As Fidelity executives gathered for a meeting to discuss the defined benefit and defined contribution plans the firm manages for Hewlett-Packard, one of theirs laptops containing data on 196,000 of these retirement accounts was stolen, Boston news agencies are reporting. The database included names, addresses, birth dates and Social Security numbers.
Although none of the customers has so far reported any illicit activity and Fidelity claims the data is unusable because it is scrambled, the fund giant has nonetheless assured the Hewlett-Packard employees that it would reimburse them for any money stolen from their accounts as a result of the theft.

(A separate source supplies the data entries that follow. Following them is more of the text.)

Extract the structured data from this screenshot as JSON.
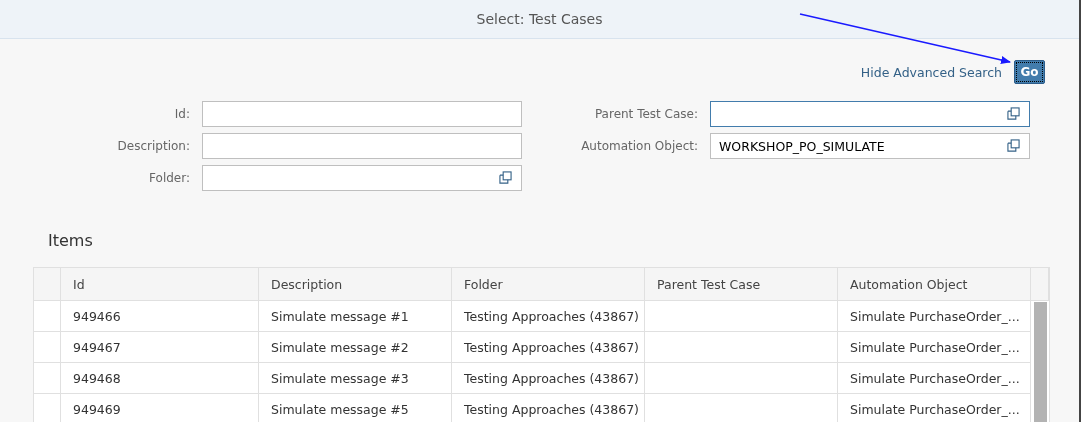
{
  "dialog": {
    "title": "Select: Test Cases"
  },
  "toolbar": {
    "link": "Hide Advanced Search",
    "go_button": "Go"
  },
  "filters": [
    [
      {
        "label": "Id:",
        "value_help": false,
        "focused": false
      },
      {
        "label": "Description:",
        "value_help": false,
        "focused": false
      },
      {
        "label": "Folder:",
        "value_help": true,
        "focused": false
      }
    ],
    [
      {
        "label": "Parent Test Case:",
        "value_help": true,
        "focused": true
      },
      {
        "label": "Automation Object:",
        "value": "WORKSHOP_PO_SIMULATE",
        "value_help": true,
        "focused": false
      }
    ]
  ],
  "table": {
    "title": "Items",
    "columns": [
      "Id",
      "Description",
      "Folder",
      "Parent Test Case",
      "Automation Object"
    ],
    "rows": [
      [
        "949466",
        "Simulate message #1",
        "Testing Approaches (43867)",
        "",
        "Simulate PurchaseOrder_..."
      ],
      [
        "949467",
        "Simulate message #2",
        "Testing Approaches (43867)",
        "",
        "Simulate PurchaseOrder_..."
      ],
      [
        "949468",
        "Simulate message #3",
        "Testing Approaches (43867)",
        "",
        "Simulate PurchaseOrder_..."
      ],
      [
        "949469",
        "Simulate message #5",
        "Testing Approaches (43867)",
        "",
        "Simulate PurchaseOrder_..."
      ]
    ]
  }
}
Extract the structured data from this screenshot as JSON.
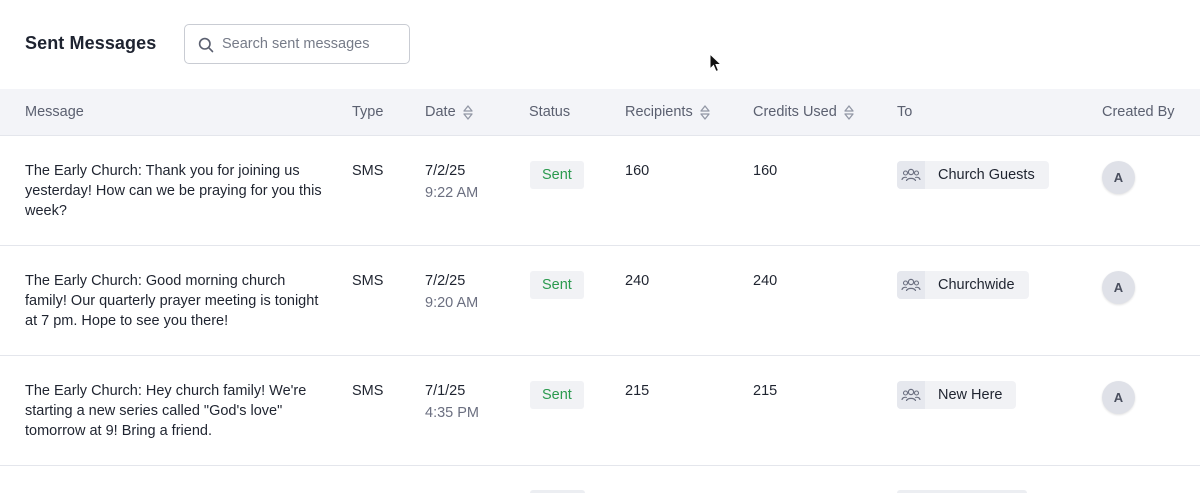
{
  "header": {
    "title": "Sent Messages",
    "search_placeholder": "Search sent messages"
  },
  "table": {
    "columns": [
      "Message",
      "Type",
      "Date",
      "Status",
      "Recipients",
      "Credits Used",
      "To",
      "Created By"
    ],
    "sortable_columns": [
      "Date",
      "Recipients",
      "Credits Used"
    ],
    "rows": [
      {
        "message": "The Early Church: Thank you for joining us yesterday! How can we be praying for you this week?",
        "type": "SMS",
        "date": "7/2/25",
        "time": "9:22 AM",
        "status": "Sent",
        "recipients": "160",
        "credits": "160",
        "to": "Church Guests",
        "created_by": "A"
      },
      {
        "message": "The Early Church: Good morning church family! Our quarterly prayer meeting is tonight at 7 pm. Hope to see you there!",
        "type": "SMS",
        "date": "7/2/25",
        "time": "9:20 AM",
        "status": "Sent",
        "recipients": "240",
        "credits": "240",
        "to": "Churchwide",
        "created_by": "A"
      },
      {
        "message": "The Early Church: Hey church family! We're starting a new series called \"God's love\" tomorrow at 9! Bring a friend.",
        "type": "SMS",
        "date": "7/1/25",
        "time": "4:35 PM",
        "status": "Sent",
        "recipients": "215",
        "credits": "215",
        "to": "New Here",
        "created_by": "A"
      }
    ]
  },
  "colors": {
    "status_sent": "#2a9a4e",
    "header_bg": "#f3f4f8",
    "chip_bg": "#f1f2f5"
  },
  "icons": {
    "search": "search-icon",
    "sort": "sort-icon",
    "group": "group-icon",
    "cursor": "mouse-cursor"
  }
}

Fidelity has also contacted the top three credit reporting agencies to be on the alert with respect to these people's accounts and has advised these customers to be vigilant about their finances over the next two years.
"We value your business and the trust you have placed in Fidelity, and we deeply regret any inconvenience or concerns this may cause you," William G. Duserick, vice president and chief privacy offer for Fidelity, wrote to customers in a March 21 letter following the theft six days prior.
But some privacy and security experts fault Fidelity for putting the sensitive information on an employee's portable laptop in the first place, but say that companies all too often are not vigilant enough about keeping such sensitive information under lock and key.